You know those movies where bad things happen to the family when the husband disregards the fear and warnings of his wife? Or how about the ones where a creepy little kid brings all kinds of stress to everyone’s life? Even better, the movies where the antagonist gets away with their shit entirely too long because everyone around them has very poor communication skills? Well, Orphan is all of these. All. Of. Them.
When Kate and John Coleman’s (Vera Farmiga and Peter Saarsgard) third child is stillborn, the grief doesn’t just hit the entire family badly, but has a negative impact on their already strained marriage, and threatens to undo Kate’s hard won victory over alcoholism and years of sobriety. Rather than go to couple’s counseling, or at least take a family vacation and focus on the two healthy kids that they do have, the couple decide to instead adopt a child from the local orphanage to help fill the void. Initially planning on an infant, Kate and John meet Esther (Isabelle Fuhrman), and are completely taken with her bows, manners, and very out of place Eastern European accent, and decide to adopt her instead.
Esther is a little bit odd, but Kate and John, as well as their deaf-mute daughter, Max (Aryana Engineer) immediately warm to her. The only person who isn’t here for her is the Coleman’s son, Daniel (Jimmy Bennett). Kate is the first person to become suspicious of Esther, then her son, but both fail to stop her or talk to one another as more and more people turn up missing or seriously injured around her, and when Kate tries to warn her husband that something is very wrong with their new daughter, he uses her alcoholism to invalidate her concerns.
Orphan is fantastic because it is scary, but not too much as to keep you up at night, and realistic, but just ridiculous enough that you never forget that you’re watching a movie.
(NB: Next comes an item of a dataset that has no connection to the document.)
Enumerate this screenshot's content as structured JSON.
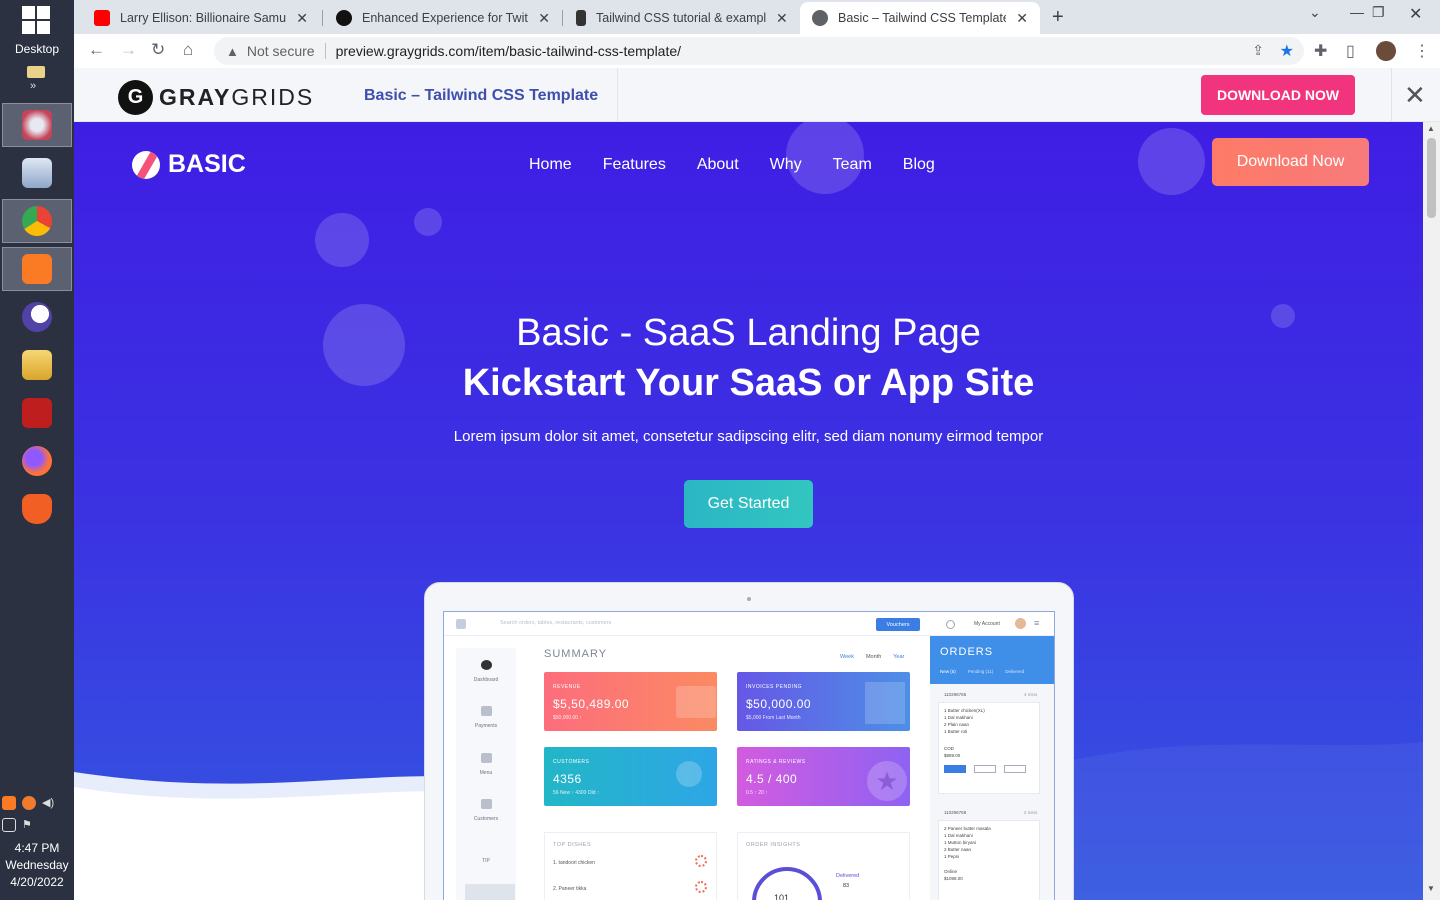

Filled with drama, trauma, family dysfunction, and a wild twist that you’ll never see coming, Orphan reminds us all of the importance of open lines of communication, and accurate dental records.
I give this one 3.5 stars.